### WHAT YOU NEED TO DO
Apart from the pictures, write out all the records exactly.

(DATA UNDER STUDY)

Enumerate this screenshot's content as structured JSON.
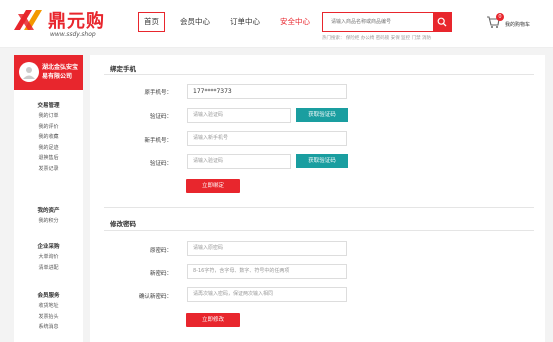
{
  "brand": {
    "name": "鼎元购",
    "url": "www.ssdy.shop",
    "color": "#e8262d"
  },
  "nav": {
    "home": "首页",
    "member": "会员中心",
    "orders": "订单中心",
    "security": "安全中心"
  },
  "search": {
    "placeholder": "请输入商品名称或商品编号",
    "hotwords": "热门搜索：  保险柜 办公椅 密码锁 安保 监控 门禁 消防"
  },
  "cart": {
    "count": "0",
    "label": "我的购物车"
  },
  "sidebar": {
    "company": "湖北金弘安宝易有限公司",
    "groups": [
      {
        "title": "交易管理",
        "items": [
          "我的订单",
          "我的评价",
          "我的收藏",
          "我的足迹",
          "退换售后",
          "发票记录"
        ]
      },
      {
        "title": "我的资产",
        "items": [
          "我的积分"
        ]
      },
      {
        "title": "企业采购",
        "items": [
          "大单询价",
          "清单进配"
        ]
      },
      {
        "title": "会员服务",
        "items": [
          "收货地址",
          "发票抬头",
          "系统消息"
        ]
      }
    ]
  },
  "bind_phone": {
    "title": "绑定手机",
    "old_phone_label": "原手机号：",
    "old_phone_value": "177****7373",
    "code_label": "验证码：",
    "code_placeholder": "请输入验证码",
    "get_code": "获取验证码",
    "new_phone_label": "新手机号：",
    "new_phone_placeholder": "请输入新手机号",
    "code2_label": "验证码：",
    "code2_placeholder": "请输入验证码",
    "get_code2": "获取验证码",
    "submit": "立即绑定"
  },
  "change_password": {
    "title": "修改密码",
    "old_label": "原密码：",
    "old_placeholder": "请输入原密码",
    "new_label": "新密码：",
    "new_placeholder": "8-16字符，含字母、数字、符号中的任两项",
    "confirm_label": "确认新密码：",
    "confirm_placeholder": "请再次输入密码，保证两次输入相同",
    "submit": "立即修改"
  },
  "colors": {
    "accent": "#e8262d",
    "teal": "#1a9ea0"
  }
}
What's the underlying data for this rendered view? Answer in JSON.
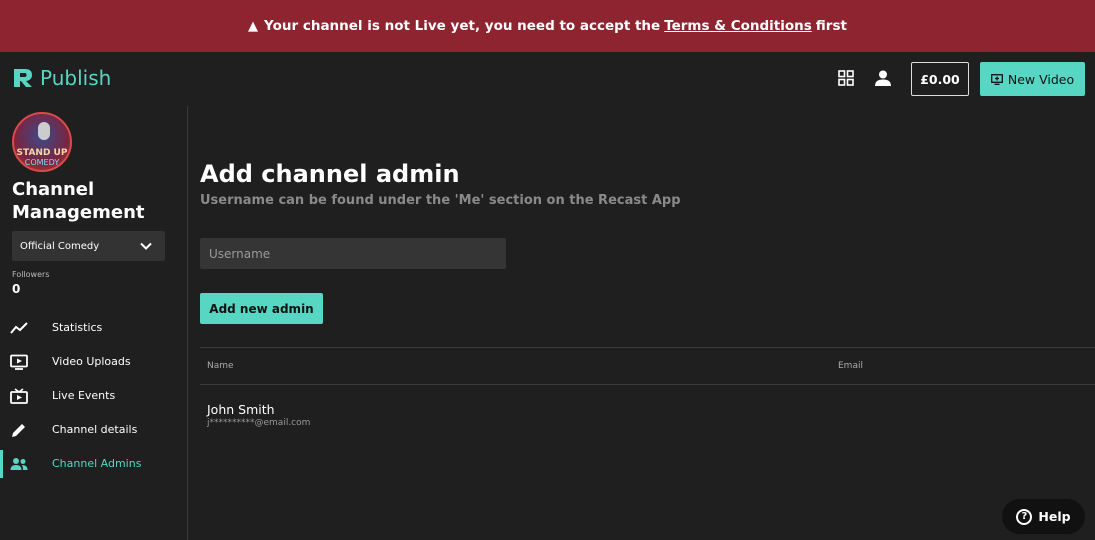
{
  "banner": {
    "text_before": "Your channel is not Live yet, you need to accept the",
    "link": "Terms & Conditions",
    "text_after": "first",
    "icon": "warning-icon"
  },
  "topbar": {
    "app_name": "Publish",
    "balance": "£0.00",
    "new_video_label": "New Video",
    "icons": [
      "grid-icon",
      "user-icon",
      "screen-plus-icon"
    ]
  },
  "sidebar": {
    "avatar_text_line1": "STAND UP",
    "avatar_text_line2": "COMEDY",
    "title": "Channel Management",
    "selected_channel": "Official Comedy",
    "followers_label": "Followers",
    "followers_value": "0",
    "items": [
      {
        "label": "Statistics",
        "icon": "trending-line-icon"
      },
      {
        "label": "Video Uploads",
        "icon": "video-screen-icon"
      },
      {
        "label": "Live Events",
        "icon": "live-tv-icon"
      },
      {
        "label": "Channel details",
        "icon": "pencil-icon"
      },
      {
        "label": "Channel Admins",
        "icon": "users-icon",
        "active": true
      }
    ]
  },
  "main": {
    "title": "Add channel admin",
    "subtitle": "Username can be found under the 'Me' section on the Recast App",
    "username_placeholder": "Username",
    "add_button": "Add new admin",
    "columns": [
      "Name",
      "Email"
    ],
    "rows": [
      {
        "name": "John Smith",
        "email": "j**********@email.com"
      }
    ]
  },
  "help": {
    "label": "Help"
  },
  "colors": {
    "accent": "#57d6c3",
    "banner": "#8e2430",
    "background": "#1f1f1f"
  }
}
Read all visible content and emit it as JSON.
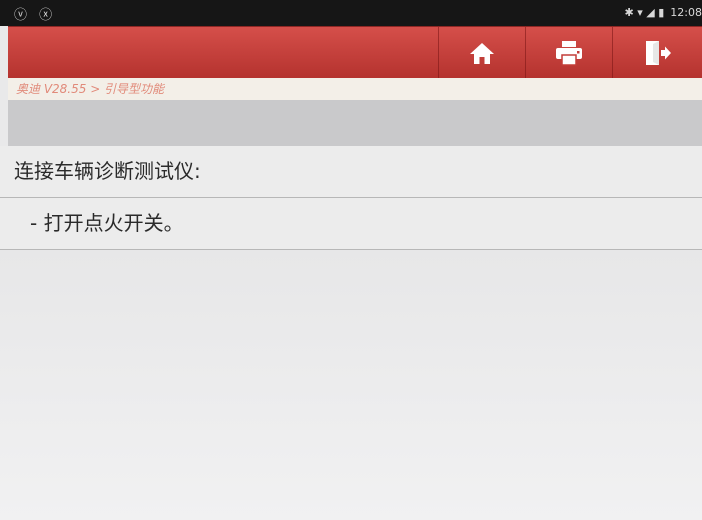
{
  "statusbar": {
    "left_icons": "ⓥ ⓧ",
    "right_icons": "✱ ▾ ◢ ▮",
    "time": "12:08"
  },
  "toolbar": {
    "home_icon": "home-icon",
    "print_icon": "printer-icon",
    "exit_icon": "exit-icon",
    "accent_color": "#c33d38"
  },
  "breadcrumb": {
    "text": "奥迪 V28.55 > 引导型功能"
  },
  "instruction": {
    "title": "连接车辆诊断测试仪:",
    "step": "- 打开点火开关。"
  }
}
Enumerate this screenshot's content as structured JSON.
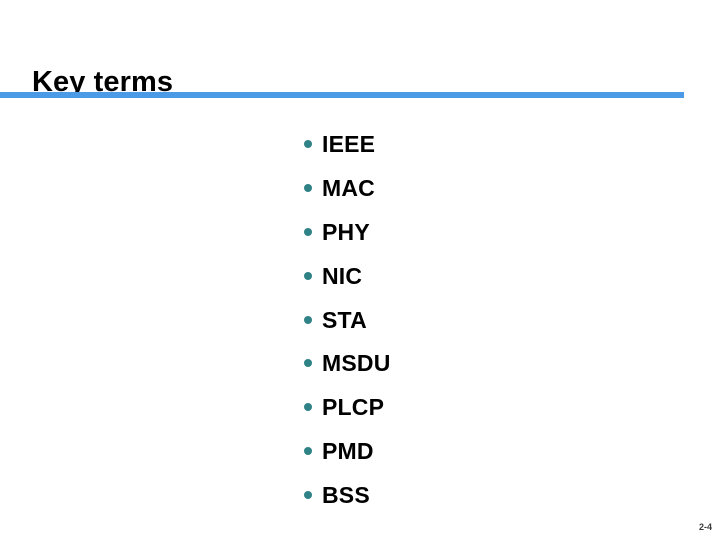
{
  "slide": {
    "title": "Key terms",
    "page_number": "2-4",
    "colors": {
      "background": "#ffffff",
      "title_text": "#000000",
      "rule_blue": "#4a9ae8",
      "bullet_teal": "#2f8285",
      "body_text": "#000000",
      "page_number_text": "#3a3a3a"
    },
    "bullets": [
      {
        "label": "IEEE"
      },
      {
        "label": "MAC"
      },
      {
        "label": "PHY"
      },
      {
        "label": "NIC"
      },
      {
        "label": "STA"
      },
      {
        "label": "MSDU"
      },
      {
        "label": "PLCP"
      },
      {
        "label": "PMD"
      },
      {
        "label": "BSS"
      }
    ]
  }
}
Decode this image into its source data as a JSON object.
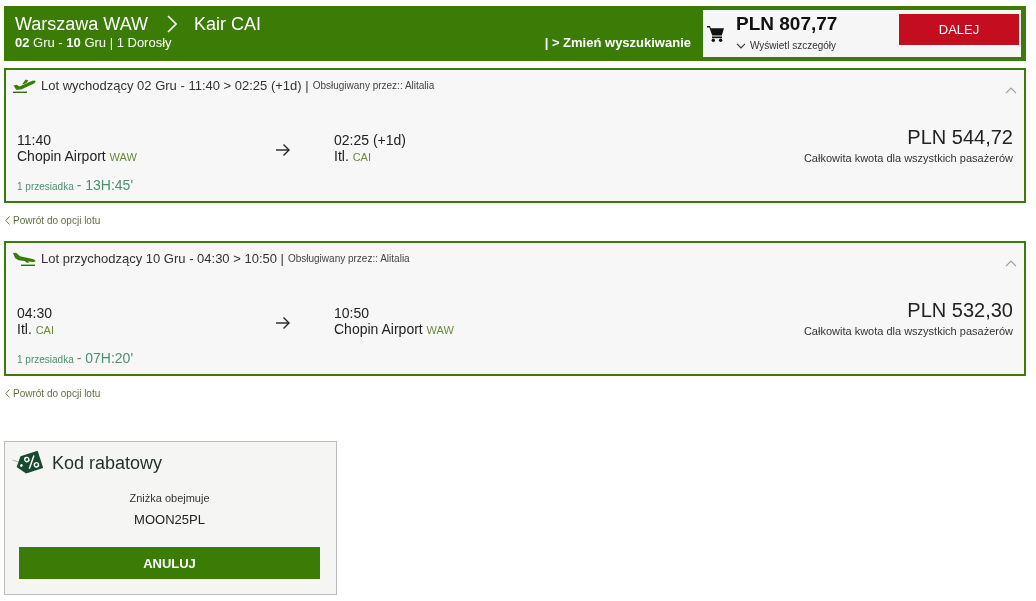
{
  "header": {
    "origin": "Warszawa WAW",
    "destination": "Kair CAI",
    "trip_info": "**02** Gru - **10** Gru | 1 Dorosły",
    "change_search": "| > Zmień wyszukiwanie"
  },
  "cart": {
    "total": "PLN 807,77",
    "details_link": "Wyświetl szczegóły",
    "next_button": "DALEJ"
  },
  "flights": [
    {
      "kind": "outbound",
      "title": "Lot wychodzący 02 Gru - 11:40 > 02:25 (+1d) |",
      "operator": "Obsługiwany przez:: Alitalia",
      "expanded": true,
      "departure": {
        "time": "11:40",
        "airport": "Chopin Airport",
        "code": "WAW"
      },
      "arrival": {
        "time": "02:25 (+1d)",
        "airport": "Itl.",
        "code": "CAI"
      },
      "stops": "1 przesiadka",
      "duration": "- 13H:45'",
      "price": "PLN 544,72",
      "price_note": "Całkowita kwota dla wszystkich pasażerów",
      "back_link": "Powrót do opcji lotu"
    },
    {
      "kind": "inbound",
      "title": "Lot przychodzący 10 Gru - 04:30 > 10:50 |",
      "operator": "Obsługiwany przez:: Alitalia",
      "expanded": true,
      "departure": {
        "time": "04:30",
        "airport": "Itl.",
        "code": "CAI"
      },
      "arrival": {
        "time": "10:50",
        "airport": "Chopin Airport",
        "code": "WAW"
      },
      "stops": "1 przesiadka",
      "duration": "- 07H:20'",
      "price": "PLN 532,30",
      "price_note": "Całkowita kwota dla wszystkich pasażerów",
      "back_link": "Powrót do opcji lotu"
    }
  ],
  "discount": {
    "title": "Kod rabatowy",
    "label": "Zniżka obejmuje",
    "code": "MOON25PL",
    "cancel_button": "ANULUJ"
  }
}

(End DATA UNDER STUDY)

### ANSWER SPACE
Enumerate this screenshot's content as structured JSON.
{
  "brand": {
    "name": "鼎元购",
    "url": "www.ssdy.shop",
    "color": "#e8262d"
  },
  "nav": {
    "home": "首页",
    "member": "会员中心",
    "orders": "订单中心",
    "security": "安全中心"
  },
  "search": {
    "placeholder": "请输入商品名称或商品编号",
    "hotwords": "热门搜索：  保险柜 办公椅 密码锁 安保 监控 门禁 消防"
  },
  "cart": {
    "count": "0",
    "label": "我的购物车"
  },
  "sidebar": {
    "company": "湖北金弘安宝易有限公司",
    "groups": [
      {
        "title": "交易管理",
        "items": [
          "我的订单",
          "我的评价",
          "我的收藏",
          "我的足迹",
          "退换售后",
          "发票记录"
        ]
      },
      {
        "title": "我的资产",
        "items": [
          "我的积分"
        ]
      },
      {
        "title": "企业采购",
        "items": [
          "大单询价",
          "清单进配"
        ]
      },
      {
        "title": "会员服务",
        "items": [
          "收货地址",
          "发票抬头",
          "系统消息"
        ]
      }
    ]
  },
  "bind_phone": {
    "title": "绑定手机",
    "old_phone_label": "原手机号：",
    "old_phone_value": "177****7373",
    "code_label": "验证码：",
    "code_placeholder": "请输入验证码",
    "get_code": "获取验证码",
    "new_phone_label": "新手机号：",
    "new_phone_placeholder": "请输入新手机号",
    "code2_label": "验证码：",
    "code2_placeholder": "请输入验证码",
    "get_code2": "获取验证码",
    "submit": "立即绑定"
  },
  "change_password": {
    "title": "修改密码",
    "old_label": "原密码：",
    "old_placeholder": "请输入原密码",
    "new_label": "新密码：",
    "new_placeholder": "8-16字符，含字母、数字、符号中的任两项",
    "confirm_label": "确认新密码：",
    "confirm_placeholder": "请再次输入密码，保证两次输入相同",
    "submit": "立即修改"
  },
  "colors": {
    "accent": "#e8262d",
    "teal": "#1a9ea0"
  }
}
What's the underlying data for this rendered view? Answer in JSON.
{
  "banner": {
    "text_before": "Your channel is not Live yet, you need to accept the",
    "link": "Terms & Conditions",
    "text_after": "first",
    "icon": "warning-icon"
  },
  "topbar": {
    "app_name": "Publish",
    "balance": "£0.00",
    "new_video_label": "New Video",
    "icons": [
      "grid-icon",
      "user-icon",
      "screen-plus-icon"
    ]
  },
  "sidebar": {
    "avatar_text_line1": "STAND UP",
    "avatar_text_line2": "COMEDY",
    "title": "Channel Management",
    "selected_channel": "Official Comedy",
    "followers_label": "Followers",
    "followers_value": "0",
    "items": [
      {
        "label": "Statistics",
        "icon": "trending-line-icon"
      },
      {
        "label": "Video Uploads",
        "icon": "video-screen-icon"
      },
      {
        "label": "Live Events",
        "icon": "live-tv-icon"
      },
      {
        "label": "Channel details",
        "icon": "pencil-icon"
      },
      {
        "label": "Channel Admins",
        "icon": "users-icon",
        "active": true
      }
    ]
  },
  "main": {
    "title": "Add channel admin",
    "subtitle": "Username can be found under the 'Me' section on the Recast App",
    "username_placeholder": "Username",
    "add_button": "Add new admin",
    "columns": [
      "Name",
      "Email"
    ],
    "rows": [
      {
        "name": "John Smith",
        "email": "j**********@email.com"
      }
    ]
  },
  "help": {
    "label": "Help"
  },
  "colors": {
    "accent": "#57d6c3",
    "banner": "#8e2430",
    "background": "#1f1f1f"
  }
}
Read all visible content and emit it as JSON.
{
  "statusbar": {
    "left_icons": "ⓥ ⓧ",
    "right_icons": "✱ ▾ ◢ ▮",
    "time": "12:08"
  },
  "toolbar": {
    "home_icon": "home-icon",
    "print_icon": "printer-icon",
    "exit_icon": "exit-icon",
    "accent_color": "#c33d38"
  },
  "breadcrumb": {
    "text": "奥迪 V28.55 > 引导型功能"
  },
  "instruction": {
    "title": "连接车辆诊断测试仪:",
    "step": "- 打开点火开关。"
  }
}
Enumerate this screenshot's content as structured JSON.
{
  "slide": {
    "title": "Key terms",
    "page_number": "2-4",
    "colors": {
      "background": "#ffffff",
      "title_text": "#000000",
      "rule_blue": "#4a9ae8",
      "bullet_teal": "#2f8285",
      "body_text": "#000000",
      "page_number_text": "#3a3a3a"
    },
    "bullets": [
      {
        "label": "IEEE"
      },
      {
        "label": "MAC"
      },
      {
        "label": "PHY"
      },
      {
        "label": "NIC"
      },
      {
        "label": "STA"
      },
      {
        "label": "MSDU"
      },
      {
        "label": "PLCP"
      },
      {
        "label": "PMD"
      },
      {
        "label": "BSS"
      }
    ]
  }
}
Decode this image into its source data as a JSON object.
{
  "header": {
    "origin": "Warszawa WAW",
    "destination": "Kair CAI",
    "trip_info": "**02** Gru - **10** Gru | 1 Dorosły",
    "change_search": "| > Zmień wyszukiwanie"
  },
  "cart": {
    "total": "PLN 807,77",
    "details_link": "Wyświetl szczegóły",
    "next_button": "DALEJ"
  },
  "flights": [
    {
      "kind": "outbound",
      "title": "Lot wychodzący 02 Gru - 11:40 > 02:25 (+1d) |",
      "operator": "Obsługiwany przez:: Alitalia",
      "expanded": true,
      "departure": {
        "time": "11:40",
        "airport": "Chopin Airport",
        "code": "WAW"
      },
      "arrival": {
        "time": "02:25 (+1d)",
        "airport": "Itl.",
        "code": "CAI"
      },
      "stops": "1 przesiadka",
      "duration": "- 13H:45'",
      "price": "PLN 544,72",
      "price_note": "Całkowita kwota dla wszystkich pasażerów",
      "back_link": "Powrót do opcji lotu"
    },
    {
      "kind": "inbound",
      "title": "Lot przychodzący 10 Gru - 04:30 > 10:50 |",
      "operator": "Obsługiwany przez:: Alitalia",
      "expanded": true,
      "departure": {
        "time": "04:30",
        "airport": "Itl.",
        "code": "CAI"
      },
      "arrival": {
        "time": "10:50",
        "airport": "Chopin Airport",
        "code": "WAW"
      },
      "stops": "1 przesiadka",
      "duration": "- 07H:20'",
      "price": "PLN 532,30",
      "price_note": "Całkowita kwota dla wszystkich pasażerów",
      "back_link": "Powrót do opcji lotu"
    }
  ],
  "discount": {
    "title": "Kod rabatowy",
    "label": "Zniżka obejmuje",
    "code": "MOON25PL",
    "cancel_button": "ANULUJ"
  }
}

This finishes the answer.